As I write this, I realized that my motive isn’t ultimately to celebrate our love. Deb is a very private person and when she approves this post in it’s final form, it will be another act of sacrifice. Her mother’s daughter hates to “air our dirty laundry.”**
I’m writing this with the hope that some other lovers at the crossroads might gain some insight to their own actions and the responsibility they need to evolve to remain together and grow in love. Have you been packing your lover’s bags? Have you been betrayed? Does it feel like the safer choice to protect your fragile heart alone rather than risk more pain together?
This is my most hopefully advice for anyone who is struggling to find light in a marriage gone dark. You are 100% responsible for every betrayal, abuse or abandonment you’ve experienced in your relationship. If you feel you’ve been betrayed, discover in yourself the source of that action by your lover. If you’ve been abandoned, see how your own unloving actions have forced your lover to turn away.
I’m not suggesting that there are no cases of irreconcilable harm between lovers. Some people may need lifetimes to make good partners, but chances are, if you were attracted to them in the first place, you’ve got your share of work to do too. What I am suggesting is that the rewards in relationship come with the greatest sacrifices of ego. That evolution in human terms will demand more than you’ll be willing to give if you’ve not evolved past the first two stages of life and are unwilling to compromise on your rights to a separate existence.
In the first blog in this series, I mention that I am convinced that love when truly enjoyed between people is a feeling of perfect “coincidence” with another, where your personal needs melt away in the motive of sacrifice in love and that this experience of love is how God is felt in the world.

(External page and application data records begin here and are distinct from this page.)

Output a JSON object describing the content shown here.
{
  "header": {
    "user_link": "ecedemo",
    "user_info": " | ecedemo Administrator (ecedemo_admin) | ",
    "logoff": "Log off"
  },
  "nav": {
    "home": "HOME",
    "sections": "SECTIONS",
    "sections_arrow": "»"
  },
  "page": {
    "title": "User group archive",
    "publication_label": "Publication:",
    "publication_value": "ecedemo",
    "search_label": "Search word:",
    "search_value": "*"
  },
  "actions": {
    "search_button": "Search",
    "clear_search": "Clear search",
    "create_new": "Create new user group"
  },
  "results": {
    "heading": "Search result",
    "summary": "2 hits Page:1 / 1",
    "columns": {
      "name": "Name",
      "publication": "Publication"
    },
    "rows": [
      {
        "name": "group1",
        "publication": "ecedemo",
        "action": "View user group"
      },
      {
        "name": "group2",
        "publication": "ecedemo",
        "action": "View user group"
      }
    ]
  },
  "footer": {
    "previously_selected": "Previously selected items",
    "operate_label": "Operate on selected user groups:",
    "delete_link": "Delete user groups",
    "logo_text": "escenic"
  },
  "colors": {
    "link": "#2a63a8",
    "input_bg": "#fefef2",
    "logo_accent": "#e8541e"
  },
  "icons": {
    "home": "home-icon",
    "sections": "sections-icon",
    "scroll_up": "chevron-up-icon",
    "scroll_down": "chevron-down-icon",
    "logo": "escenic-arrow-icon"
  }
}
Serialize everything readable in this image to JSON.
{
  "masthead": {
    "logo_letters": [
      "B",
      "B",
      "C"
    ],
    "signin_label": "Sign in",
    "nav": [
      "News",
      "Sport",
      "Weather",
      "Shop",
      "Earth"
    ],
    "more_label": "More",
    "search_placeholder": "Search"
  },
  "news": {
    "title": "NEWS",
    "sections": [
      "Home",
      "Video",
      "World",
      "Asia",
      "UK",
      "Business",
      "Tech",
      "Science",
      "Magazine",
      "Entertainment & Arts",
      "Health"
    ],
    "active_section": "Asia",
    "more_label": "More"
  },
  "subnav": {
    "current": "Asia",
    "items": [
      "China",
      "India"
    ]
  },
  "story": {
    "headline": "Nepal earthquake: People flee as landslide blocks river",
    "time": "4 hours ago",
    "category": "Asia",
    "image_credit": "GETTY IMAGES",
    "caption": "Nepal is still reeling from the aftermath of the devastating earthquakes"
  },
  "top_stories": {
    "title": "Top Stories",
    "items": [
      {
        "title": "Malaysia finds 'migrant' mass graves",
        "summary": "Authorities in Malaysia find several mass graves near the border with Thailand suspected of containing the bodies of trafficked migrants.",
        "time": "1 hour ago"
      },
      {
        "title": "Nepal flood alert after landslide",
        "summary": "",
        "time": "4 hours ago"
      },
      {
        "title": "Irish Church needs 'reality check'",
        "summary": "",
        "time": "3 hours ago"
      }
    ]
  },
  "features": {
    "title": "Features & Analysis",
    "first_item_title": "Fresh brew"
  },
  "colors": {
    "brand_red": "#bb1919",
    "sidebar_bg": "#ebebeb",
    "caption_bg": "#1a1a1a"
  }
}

When I left Naitauba in 2007, I had the feeling that Adi Da had seemed to speak into my ear saying that until I had learned to truly love Deb, I would never be fit for the true spiritual process.
What I understand now is that Beloved had merely redirected me toward the appropriate sādhanā at that time. Adi Da states clearly that His Way is progressively developmental through seven stages of life. I arrived on His island in 2007 nowhere near fully adapted to the first three stages of life and so I was sent back to learn to love. Today, I seem to be enjoying His Grace as the blissful and ecstatic feeling of Him that I suspect are signs of the fourth stage of life.

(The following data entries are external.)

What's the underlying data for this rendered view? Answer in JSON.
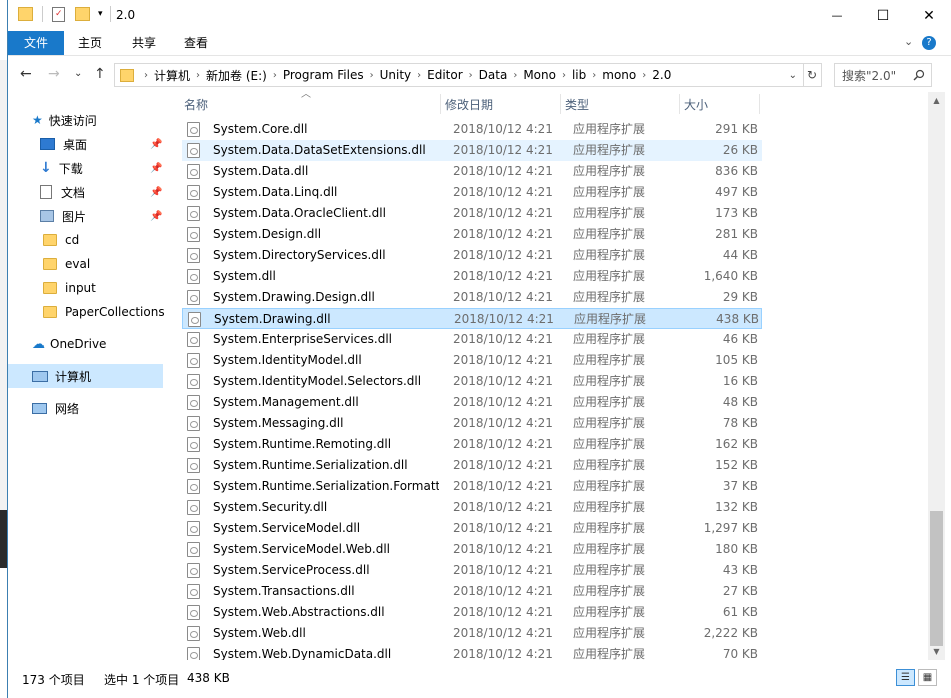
{
  "window": {
    "title": "2.0",
    "minimize": "—",
    "maximize": "☐",
    "close": "✕"
  },
  "ribbon": {
    "tabs": [
      "文件",
      "主页",
      "共享",
      "查看"
    ],
    "expand": "⌄",
    "help": "?"
  },
  "nav": {
    "back": "←",
    "forward": "→",
    "recent": "⌄",
    "up": "↑"
  },
  "address": {
    "crumbs": [
      "计算机",
      "新加卷 (E:)",
      "Program Files",
      "Unity",
      "Editor",
      "Data",
      "Mono",
      "lib",
      "mono",
      "2.0"
    ],
    "dropdown": "⌄",
    "refresh": "↻"
  },
  "search": {
    "placeholder": "搜索\"2.0\"",
    "icon": "search-icon"
  },
  "sidebar": {
    "quick_access": "快速访问",
    "items": [
      {
        "label": "桌面",
        "pinned": true
      },
      {
        "label": "下载",
        "pinned": true
      },
      {
        "label": "文档",
        "pinned": true
      },
      {
        "label": "图片",
        "pinned": true
      },
      {
        "label": "cd",
        "pinned": false
      },
      {
        "label": "eval",
        "pinned": false
      },
      {
        "label": "input",
        "pinned": false
      },
      {
        "label": "PaperCollections",
        "pinned": false
      }
    ],
    "onedrive": "OneDrive",
    "computer": "计算机",
    "network": "网络",
    "pin_glyph": "📌"
  },
  "columns": {
    "name": "名称",
    "date": "修改日期",
    "type": "类型",
    "size": "大小",
    "sort_glyph": "︿"
  },
  "files": [
    {
      "name": "System.Core.dll",
      "date": "2018/10/12 4:21",
      "type": "应用程序扩展",
      "size": "291 KB"
    },
    {
      "name": "System.Data.DataSetExtensions.dll",
      "date": "2018/10/12 4:21",
      "type": "应用程序扩展",
      "size": "26 KB"
    },
    {
      "name": "System.Data.dll",
      "date": "2018/10/12 4:21",
      "type": "应用程序扩展",
      "size": "836 KB"
    },
    {
      "name": "System.Data.Linq.dll",
      "date": "2018/10/12 4:21",
      "type": "应用程序扩展",
      "size": "497 KB"
    },
    {
      "name": "System.Data.OracleClient.dll",
      "date": "2018/10/12 4:21",
      "type": "应用程序扩展",
      "size": "173 KB"
    },
    {
      "name": "System.Design.dll",
      "date": "2018/10/12 4:21",
      "type": "应用程序扩展",
      "size": "281 KB"
    },
    {
      "name": "System.DirectoryServices.dll",
      "date": "2018/10/12 4:21",
      "type": "应用程序扩展",
      "size": "44 KB"
    },
    {
      "name": "System.dll",
      "date": "2018/10/12 4:21",
      "type": "应用程序扩展",
      "size": "1,640 KB"
    },
    {
      "name": "System.Drawing.Design.dll",
      "date": "2018/10/12 4:21",
      "type": "应用程序扩展",
      "size": "29 KB"
    },
    {
      "name": "System.Drawing.dll",
      "date": "2018/10/12 4:21",
      "type": "应用程序扩展",
      "size": "438 KB"
    },
    {
      "name": "System.EnterpriseServices.dll",
      "date": "2018/10/12 4:21",
      "type": "应用程序扩展",
      "size": "46 KB"
    },
    {
      "name": "System.IdentityModel.dll",
      "date": "2018/10/12 4:21",
      "type": "应用程序扩展",
      "size": "105 KB"
    },
    {
      "name": "System.IdentityModel.Selectors.dll",
      "date": "2018/10/12 4:21",
      "type": "应用程序扩展",
      "size": "16 KB"
    },
    {
      "name": "System.Management.dll",
      "date": "2018/10/12 4:21",
      "type": "应用程序扩展",
      "size": "48 KB"
    },
    {
      "name": "System.Messaging.dll",
      "date": "2018/10/12 4:21",
      "type": "应用程序扩展",
      "size": "78 KB"
    },
    {
      "name": "System.Runtime.Remoting.dll",
      "date": "2018/10/12 4:21",
      "type": "应用程序扩展",
      "size": "162 KB"
    },
    {
      "name": "System.Runtime.Serialization.dll",
      "date": "2018/10/12 4:21",
      "type": "应用程序扩展",
      "size": "152 KB"
    },
    {
      "name": "System.Runtime.Serialization.Formatt...",
      "date": "2018/10/12 4:21",
      "type": "应用程序扩展",
      "size": "37 KB"
    },
    {
      "name": "System.Security.dll",
      "date": "2018/10/12 4:21",
      "type": "应用程序扩展",
      "size": "132 KB"
    },
    {
      "name": "System.ServiceModel.dll",
      "date": "2018/10/12 4:21",
      "type": "应用程序扩展",
      "size": "1,297 KB"
    },
    {
      "name": "System.ServiceModel.Web.dll",
      "date": "2018/10/12 4:21",
      "type": "应用程序扩展",
      "size": "180 KB"
    },
    {
      "name": "System.ServiceProcess.dll",
      "date": "2018/10/12 4:21",
      "type": "应用程序扩展",
      "size": "43 KB"
    },
    {
      "name": "System.Transactions.dll",
      "date": "2018/10/12 4:21",
      "type": "应用程序扩展",
      "size": "27 KB"
    },
    {
      "name": "System.Web.Abstractions.dll",
      "date": "2018/10/12 4:21",
      "type": "应用程序扩展",
      "size": "61 KB"
    },
    {
      "name": "System.Web.dll",
      "date": "2018/10/12 4:21",
      "type": "应用程序扩展",
      "size": "2,222 KB"
    },
    {
      "name": "System.Web.DynamicData.dll",
      "date": "2018/10/12 4:21",
      "type": "应用程序扩展",
      "size": "70 KB"
    }
  ],
  "hovered_index": 1,
  "selected_index": 9,
  "status": {
    "count": "173 个项目",
    "selection": "选中 1 个项目",
    "selection_size": "438 KB"
  },
  "colors": {
    "accent": "#1979ca",
    "selected": "#cce8ff",
    "hover": "#e5f3ff"
  }
}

Deb and I are on our 30th year together in 2021. When she spun herself into my heart that spring day so long ago, I felt certain she was heaven sent. Thirty years later, we’re devoted to each other, and feeling God alive in our relationship every day.
*Writing this passage was more than a little exhausting and I could feel the scars of old wounds remembering pain and guilt associated with this time. Deb had been downstairs while I typed. She came up and looked over at me and noticed I was slumped over a bit. Her face showed she too was feeling unhappy. I mentioned that I was confessing about a tough time in our past and she said, “I was feeling that too.” Her eyes were slightly moist. These days, we feel each other often. We’re often “coincident” with each other and this helps guide our actions. We gave each other a hug, and I decided to put blogging down for the morning.
**After reading this, feeling the wounds from that time, she wanted me to share that feminine and masculine beings seem to have affairs for different reasons. My betrayals were about gaining attention and validation of my “superior” nature. Deb’s affairs were driven by a need to feel loving attention since mine was always elsewhere. And in both cases, when we traded our selves away in second stage moments to fill first stage needs, our emptiness and suffering was only magnified.